ASSIGNMENT:
Every entry must appear in the answer exactly as it does here.

-*-

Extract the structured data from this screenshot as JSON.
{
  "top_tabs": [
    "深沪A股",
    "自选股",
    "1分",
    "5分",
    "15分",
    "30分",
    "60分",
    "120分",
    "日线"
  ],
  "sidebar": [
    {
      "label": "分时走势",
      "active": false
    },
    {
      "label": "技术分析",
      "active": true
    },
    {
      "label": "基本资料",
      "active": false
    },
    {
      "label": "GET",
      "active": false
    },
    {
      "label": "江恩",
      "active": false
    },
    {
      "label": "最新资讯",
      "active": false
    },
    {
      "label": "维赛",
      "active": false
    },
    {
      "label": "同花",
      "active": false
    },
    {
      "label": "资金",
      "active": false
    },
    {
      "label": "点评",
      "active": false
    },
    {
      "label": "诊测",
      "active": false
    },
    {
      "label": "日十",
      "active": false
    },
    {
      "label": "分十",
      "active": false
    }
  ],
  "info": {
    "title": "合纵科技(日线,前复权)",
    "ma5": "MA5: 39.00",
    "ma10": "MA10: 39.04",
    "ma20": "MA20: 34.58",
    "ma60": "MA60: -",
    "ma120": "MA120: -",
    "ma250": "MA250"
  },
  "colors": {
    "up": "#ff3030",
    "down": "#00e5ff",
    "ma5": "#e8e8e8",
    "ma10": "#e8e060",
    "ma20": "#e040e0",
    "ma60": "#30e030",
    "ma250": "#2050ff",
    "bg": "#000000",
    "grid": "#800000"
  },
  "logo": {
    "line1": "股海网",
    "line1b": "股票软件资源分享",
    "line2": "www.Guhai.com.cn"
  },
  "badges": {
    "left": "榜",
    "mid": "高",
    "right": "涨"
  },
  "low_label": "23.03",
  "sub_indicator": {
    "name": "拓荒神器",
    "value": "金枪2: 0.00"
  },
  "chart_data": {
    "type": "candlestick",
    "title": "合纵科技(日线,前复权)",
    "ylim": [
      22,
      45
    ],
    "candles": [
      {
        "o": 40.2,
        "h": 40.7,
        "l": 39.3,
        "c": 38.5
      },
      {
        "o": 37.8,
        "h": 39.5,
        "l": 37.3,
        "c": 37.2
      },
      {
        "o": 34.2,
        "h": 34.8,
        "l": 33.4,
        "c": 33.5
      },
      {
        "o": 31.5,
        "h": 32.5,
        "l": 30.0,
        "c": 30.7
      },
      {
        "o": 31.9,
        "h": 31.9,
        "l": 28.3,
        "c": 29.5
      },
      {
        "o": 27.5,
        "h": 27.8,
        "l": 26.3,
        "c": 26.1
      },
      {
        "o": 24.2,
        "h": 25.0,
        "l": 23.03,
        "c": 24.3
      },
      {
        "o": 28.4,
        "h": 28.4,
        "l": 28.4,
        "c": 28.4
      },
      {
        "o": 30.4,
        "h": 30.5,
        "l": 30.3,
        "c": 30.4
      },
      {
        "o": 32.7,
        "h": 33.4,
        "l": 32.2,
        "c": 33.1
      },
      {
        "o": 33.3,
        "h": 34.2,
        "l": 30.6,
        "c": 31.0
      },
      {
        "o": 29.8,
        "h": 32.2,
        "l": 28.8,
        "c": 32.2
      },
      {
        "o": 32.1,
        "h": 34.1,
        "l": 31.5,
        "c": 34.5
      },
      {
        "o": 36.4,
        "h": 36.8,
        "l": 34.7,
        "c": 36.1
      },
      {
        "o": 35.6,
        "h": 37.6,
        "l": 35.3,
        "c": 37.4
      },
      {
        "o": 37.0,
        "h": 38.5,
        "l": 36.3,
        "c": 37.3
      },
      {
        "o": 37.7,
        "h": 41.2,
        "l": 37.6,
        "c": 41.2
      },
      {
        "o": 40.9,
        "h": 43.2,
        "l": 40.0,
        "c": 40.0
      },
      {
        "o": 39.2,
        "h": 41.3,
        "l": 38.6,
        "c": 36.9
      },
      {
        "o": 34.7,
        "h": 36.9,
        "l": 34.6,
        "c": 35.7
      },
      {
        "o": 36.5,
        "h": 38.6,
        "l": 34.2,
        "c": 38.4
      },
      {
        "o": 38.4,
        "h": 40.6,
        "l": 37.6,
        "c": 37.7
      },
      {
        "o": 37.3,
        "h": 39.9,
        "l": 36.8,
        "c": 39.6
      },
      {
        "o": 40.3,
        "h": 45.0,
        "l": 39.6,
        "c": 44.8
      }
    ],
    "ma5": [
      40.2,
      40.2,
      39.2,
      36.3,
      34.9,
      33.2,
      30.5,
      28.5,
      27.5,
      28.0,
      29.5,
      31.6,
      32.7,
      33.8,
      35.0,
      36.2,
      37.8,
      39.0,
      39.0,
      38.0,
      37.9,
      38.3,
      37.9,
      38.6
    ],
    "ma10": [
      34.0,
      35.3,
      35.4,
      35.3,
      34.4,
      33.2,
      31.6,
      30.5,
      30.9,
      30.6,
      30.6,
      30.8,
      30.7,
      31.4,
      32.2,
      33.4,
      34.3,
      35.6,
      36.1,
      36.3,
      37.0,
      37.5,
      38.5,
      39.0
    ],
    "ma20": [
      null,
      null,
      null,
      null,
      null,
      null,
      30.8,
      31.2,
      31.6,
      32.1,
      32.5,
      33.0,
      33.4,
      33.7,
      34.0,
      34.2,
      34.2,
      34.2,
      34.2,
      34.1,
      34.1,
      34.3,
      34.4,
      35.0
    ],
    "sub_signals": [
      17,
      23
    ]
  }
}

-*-

SOLUTION:
Extract the structured data from this screenshot as JSON.
{
  "top_tabs": [
    "深沪A股",
    "自选股",
    "1分",
    "5分",
    "15分",
    "30分",
    "60分",
    "120分",
    "日线"
  ],
  "sidebar": [
    {
      "label": "分时走势",
      "active": false
    },
    {
      "label": "技术分析",
      "active": true
    },
    {
      "label": "基本资料",
      "active": false
    },
    {
      "label": "GET",
      "active": false
    },
    {
      "label": "江恩",
      "active": false
    },
    {
      "label": "最新资讯",
      "active": false
    },
    {
      "label": "维赛",
      "active": false
    },
    {
      "label": "同花",
      "active": false
    },
    {
      "label": "资金",
      "active": false
    },
    {
      "label": "点评",
      "active": false
    },
    {
      "label": "诊测",
      "active": false
    },
    {
      "label": "日十",
      "active": false
    },
    {
      "label": "分十",
      "active": false
    }
  ],
  "info": {
    "title": "合纵科技(日线,前复权)",
    "ma5": "MA5: 39.00",
    "ma10": "MA10: 39.04",
    "ma20": "MA20: 34.58",
    "ma60": "MA60: -",
    "ma120": "MA120: -",
    "ma250": "MA250"
  },
  "colors": {
    "up": "#ff3030",
    "down": "#00e5ff",
    "ma5": "#e8e8e8",
    "ma10": "#e8e060",
    "ma20": "#e040e0",
    "ma60": "#30e030",
    "ma250": "#2050ff",
    "bg": "#000000",
    "grid": "#800000"
  },
  "logo": {
    "line1": "股海网",
    "line1b": "股票软件资源分享",
    "line2": "www.Guhai.com.cn"
  },
  "badges": {
    "left": "榜",
    "mid": "高",
    "right": "涨"
  },
  "low_label": "23.03",
  "sub_indicator": {
    "name": "拓荒神器",
    "value": "金枪2: 0.00"
  },
  "chart_data": {
    "type": "candlestick",
    "title": "合纵科技(日线,前复权)",
    "ylim": [
      22,
      45
    ],
    "candles": [
      {
        "o": 40.2,
        "h": 40.7,
        "l": 39.3,
        "c": 38.5
      },
      {
        "o": 37.8,
        "h": 39.5,
        "l": 37.3,
        "c": 37.2
      },
      {
        "o": 34.2,
        "h": 34.8,
        "l": 33.4,
        "c": 33.5
      },
      {
        "o": 31.5,
        "h": 32.5,
        "l": 30.0,
        "c": 30.7
      },
      {
        "o": 31.9,
        "h": 31.9,
        "l": 28.3,
        "c": 29.5
      },
      {
        "o": 27.5,
        "h": 27.8,
        "l": 26.3,
        "c": 26.1
      },
      {
        "o": 24.2,
        "h": 25.0,
        "l": 23.03,
        "c": 24.3
      },
      {
        "o": 28.4,
        "h": 28.4,
        "l": 28.4,
        "c": 28.4
      },
      {
        "o": 30.4,
        "h": 30.5,
        "l": 30.3,
        "c": 30.4
      },
      {
        "o": 32.7,
        "h": 33.4,
        "l": 32.2,
        "c": 33.1
      },
      {
        "o": 33.3,
        "h": 34.2,
        "l": 30.6,
        "c": 31.0
      },
      {
        "o": 29.8,
        "h": 32.2,
        "l": 28.8,
        "c": 32.2
      },
      {
        "o": 32.1,
        "h": 34.1,
        "l": 31.5,
        "c": 34.5
      },
      {
        "o": 36.4,
        "h": 36.8,
        "l": 34.7,
        "c": 36.1
      },
      {
        "o": 35.6,
        "h": 37.6,
        "l": 35.3,
        "c": 37.4
      },
      {
        "o": 37.0,
        "h": 38.5,
        "l": 36.3,
        "c": 37.3
      },
      {
        "o": 37.7,
        "h": 41.2,
        "l": 37.6,
        "c": 41.2
      },
      {
        "o": 40.9,
        "h": 43.2,
        "l": 40.0,
        "c": 40.0
      },
      {
        "o": 39.2,
        "h": 41.3,
        "l": 38.6,
        "c": 36.9
      },
      {
        "o": 34.7,
        "h": 36.9,
        "l": 34.6,
        "c": 35.7
      },
      {
        "o": 36.5,
        "h": 38.6,
        "l": 34.2,
        "c": 38.4
      },
      {
        "o": 38.4,
        "h": 40.6,
        "l": 37.6,
        "c": 37.7
      },
      {
        "o": 37.3,
        "h": 39.9,
        "l": 36.8,
        "c": 39.6
      },
      {
        "o": 40.3,
        "h": 45.0,
        "l": 39.6,
        "c": 44.8
      }
    ],
    "ma5": [
      40.2,
      40.2,
      39.2,
      36.3,
      34.9,
      33.2,
      30.5,
      28.5,
      27.5,
      28.0,
      29.5,
      31.6,
      32.7,
      33.8,
      35.0,
      36.2,
      37.8,
      39.0,
      39.0,
      38.0,
      37.9,
      38.3,
      37.9,
      38.6
    ],
    "ma10": [
      34.0,
      35.3,
      35.4,
      35.3,
      34.4,
      33.2,
      31.6,
      30.5,
      30.9,
      30.6,
      30.6,
      30.8,
      30.7,
      31.4,
      32.2,
      33.4,
      34.3,
      35.6,
      36.1,
      36.3,
      37.0,
      37.5,
      38.5,
      39.0
    ],
    "ma20": [
      null,
      null,
      null,
      null,
      null,
      null,
      30.8,
      31.2,
      31.6,
      32.1,
      32.5,
      33.0,
      33.4,
      33.7,
      34.0,
      34.2,
      34.2,
      34.2,
      34.2,
      34.1,
      34.1,
      34.3,
      34.4,
      35.0
    ],
    "sub_signals": [
      17,
      23
    ]
  }
}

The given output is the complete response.